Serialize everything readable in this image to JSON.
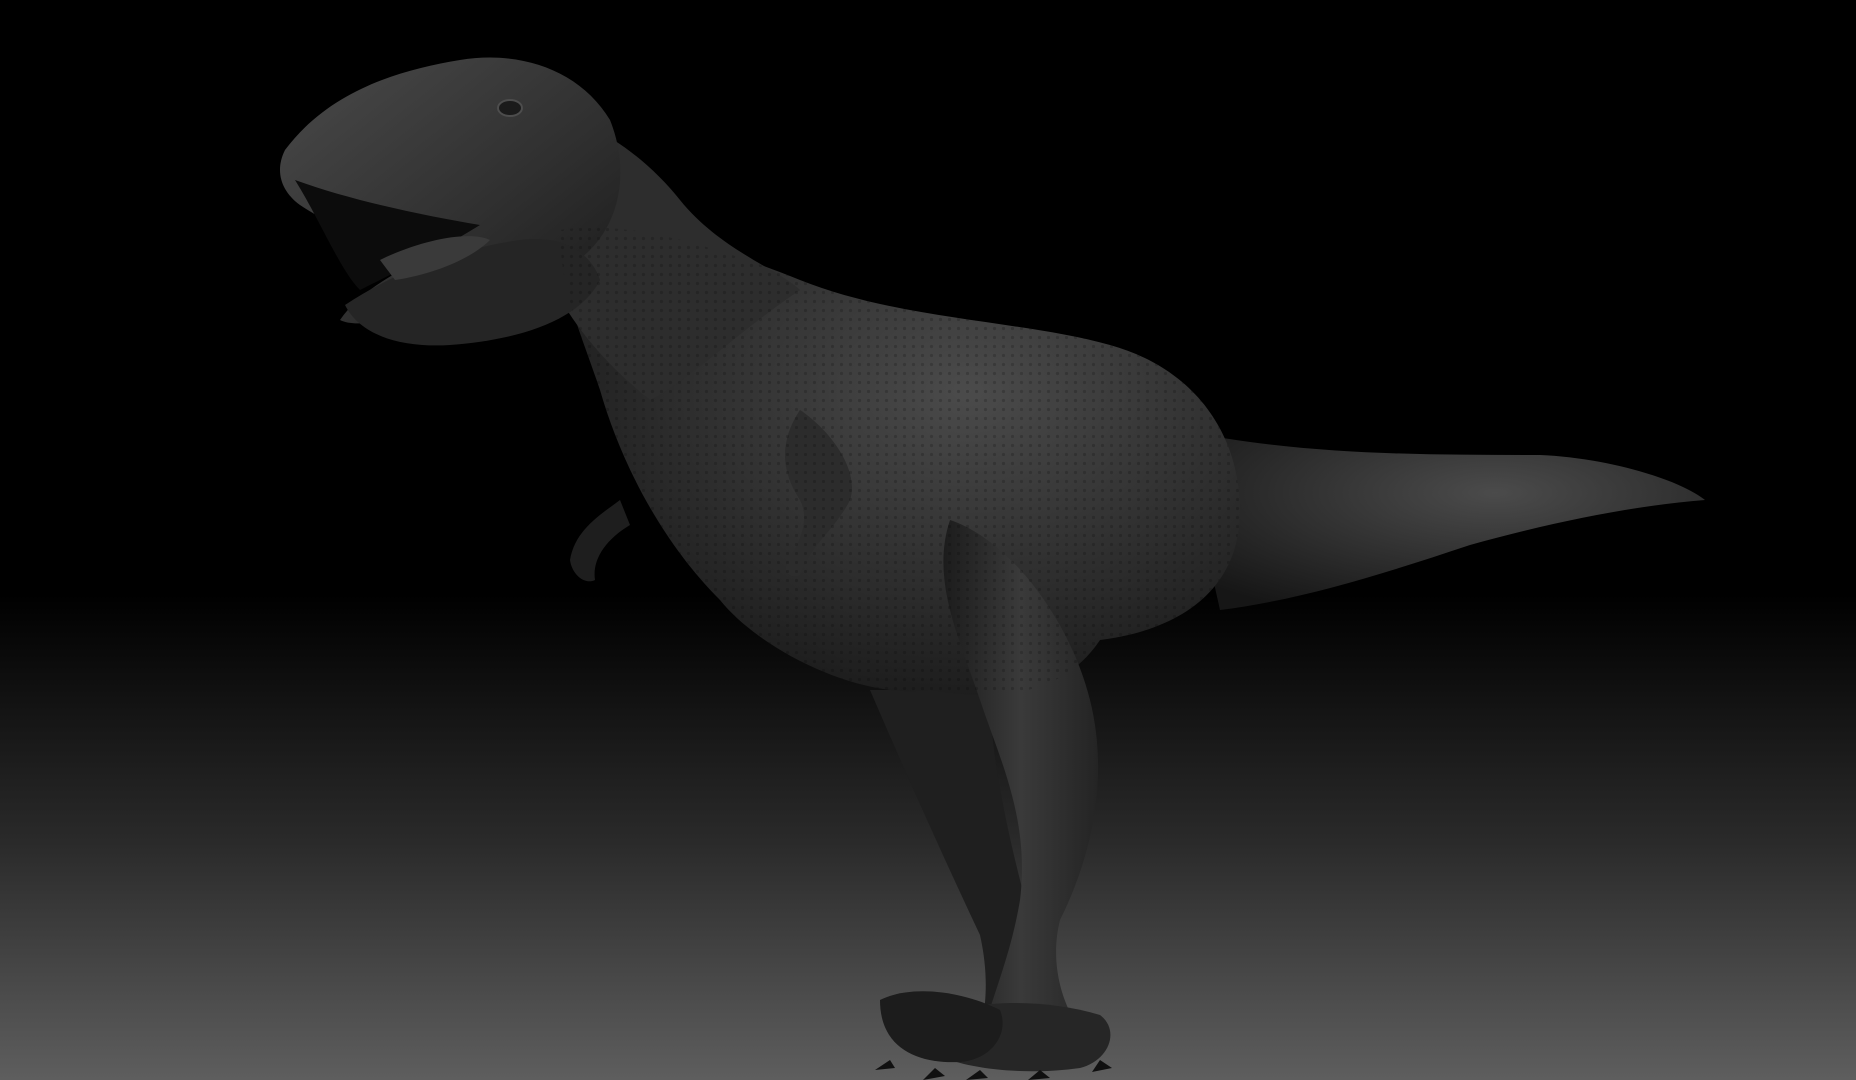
{
  "scene": {
    "subject": "t-rex-sculpt",
    "background": {
      "top_color": "#000000",
      "bottom_color": "#5e5e5e"
    },
    "material": {
      "base_color": "#2f2f2f",
      "highlight_color": "#5a5a5a",
      "shadow_color": "#141414"
    }
  }
}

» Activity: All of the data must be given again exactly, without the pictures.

» Problem solution:
Serialize everything readable in this image to JSON.
{
  "scene": {
    "subject": "t-rex-sculpt",
    "background": {
      "top_color": "#000000",
      "bottom_color": "#5e5e5e"
    },
    "material": {
      "base_color": "#2f2f2f",
      "highlight_color": "#5a5a5a",
      "shadow_color": "#141414"
    }
  }
}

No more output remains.